Past experience has indicated to us that group work can be problematic because social loafing, or, alternatively, overcontrolling may occur. To minimize this possibility, we will ask each person in each group to rate all group members on their participation in and contributions to the final product. These ratings will be taken into account as grades are assigned.
The major areas to be covered, along with the primary faculty member to consult, include:
Memory and Thinking (Terry)
For the second half of the course, students will be working in pairs or small groups to develop presentations on the history of particular topics in psychology. This assignment is designed to a) help students gain perspective on psychology as a living, changing discipline; b) help students understand psychology's relationship to other disciplines and to historical conditions; and c) encourage students to identify both the roots of current controversies and probable future directions.
We will not meet as a class for the month prior to these presentations so that you may concentrate your energy on finding and assimilating materials. You will need to consult materials from other disciplines besides psychology (what those specific disciplines will be will depend on your topic, but they may include philosophy, biology, education, sociology, history, medicine, etc.) Because you will know your topic for presentation well in advance of its due date, you will be expected to include a wide variety of sources rather than relying exclusively on what is in Hanover's library. You will have plenty of time to request interlibrary loans (if you do so early in the term), and will also have opportunities to travel to other libraries or track down other resources. (The library has started a new service--a van to IU libraries each weekend.) Again, faculty will be available to consult with you as you develop your presentations.
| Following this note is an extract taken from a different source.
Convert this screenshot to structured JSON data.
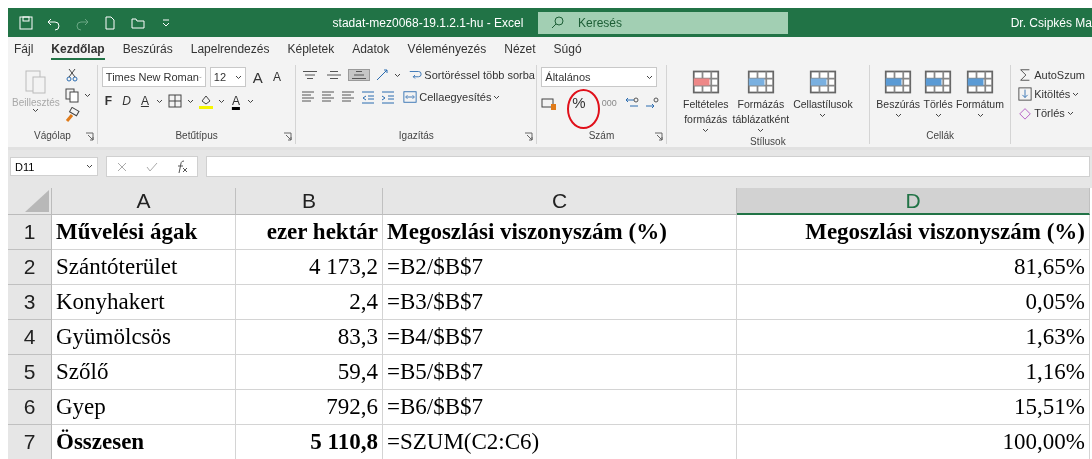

You should plan for this presentation to last one class period, including time for questions. This means that we will be meeting to hear presentations for the last 2 weeks of classes, plus the final exam period (which will be extended by 1 hour to allow us to complete the presentations).
Topics for the second project include:
--History of idea localization in the brain
--History of color vision theory
--History of the idea of sensation vs. perception
--History of the research on the concept of repression (from Freud to Loftus) as it relates to sexual abuse
--History of the nature-nurture issue as applied to the development of intelligence
--History of ethical issues in the use of human subjects
--History of ideas regarding parents' role in child's development
--History of attachment theory
--The development of Piaget's theory and how views have changed as a result of new research and research methods
--History of amendments/changes to the DSM
--History of research on the effects of visual media (especially pre-Bandura)
--Recent history of mental hospitals (especially large state institutions)
1/5 - 1/9 Course introduction
1/12 - 1/16 Presentation 1: Memory and Thinking
1/19 - 1/23 Presentation 2: Sensory/Physiology
1/26 - 1/30 Presentation 3: Developmental
2/2 - 2/6 Presentation 4: Clinical/Abnormal
2/9 - 2/13 Presentation 5: Social
2/14 Comprehensive Exam
2/16 - 2/20 Introduction to History assignments
2/23 - 2/27 WINTER BREAK
3/2 - 3/27 Work on history presentations
3/30 - 4/3 History presentations (4)
4/6 - 4/10 History presentations (4)
4/13 - 4/17 Exam period: History presentations (4)